• _Description of the task_: Can you write out the whole listing exactly?

• _Record set_:
**********
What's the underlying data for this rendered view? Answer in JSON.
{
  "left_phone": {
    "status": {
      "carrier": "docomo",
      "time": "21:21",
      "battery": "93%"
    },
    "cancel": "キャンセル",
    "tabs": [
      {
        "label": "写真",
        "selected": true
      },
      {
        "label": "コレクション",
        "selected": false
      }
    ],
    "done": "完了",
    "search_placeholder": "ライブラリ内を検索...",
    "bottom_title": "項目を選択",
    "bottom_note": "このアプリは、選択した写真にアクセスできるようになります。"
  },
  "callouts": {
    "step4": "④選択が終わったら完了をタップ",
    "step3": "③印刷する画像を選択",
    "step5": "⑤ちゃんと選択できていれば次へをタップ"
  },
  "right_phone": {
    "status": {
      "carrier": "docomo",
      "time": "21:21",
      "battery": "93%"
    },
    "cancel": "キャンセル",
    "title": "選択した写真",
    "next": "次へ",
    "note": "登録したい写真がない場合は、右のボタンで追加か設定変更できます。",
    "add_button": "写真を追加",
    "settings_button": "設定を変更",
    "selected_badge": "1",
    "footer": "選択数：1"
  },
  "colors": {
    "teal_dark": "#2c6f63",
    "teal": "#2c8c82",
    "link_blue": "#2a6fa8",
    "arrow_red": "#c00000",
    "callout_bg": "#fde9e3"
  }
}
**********
• _Response to the exercise_:
What's the underlying data for this rendered view? Answer in JSON.
{
  "left_phone": {
    "status": {
      "carrier": "docomo",
      "time": "21:21",
      "battery": "93%"
    },
    "cancel": "キャンセル",
    "tabs": [
      {
        "label": "写真",
        "selected": true
      },
      {
        "label": "コレクション",
        "selected": false
      }
    ],
    "done": "完了",
    "search_placeholder": "ライブラリ内を検索...",
    "bottom_title": "項目を選択",
    "bottom_note": "このアプリは、選択した写真にアクセスできるようになります。"
  },
  "callouts": {
    "step4": "④選択が終わったら完了をタップ",
    "step3": "③印刷する画像を選択",
    "step5": "⑤ちゃんと選択できていれば次へをタップ"
  },
  "right_phone": {
    "status": {
      "carrier": "docomo",
      "time": "21:21",
      "battery": "93%"
    },
    "cancel": "キャンセル",
    "title": "選択した写真",
    "next": "次へ",
    "note": "登録したい写真がない場合は、右のボタンで追加か設定変更できます。",
    "add_button": "写真を追加",
    "settings_button": "設定を変更",
    "selected_badge": "1",
    "footer": "選択数：1"
  },
  "colors": {
    "teal_dark": "#2c6f63",
    "teal": "#2c8c82",
    "link_blue": "#2a6fa8",
    "arrow_red": "#c00000",
    "callout_bg": "#fde9e3"
  }
}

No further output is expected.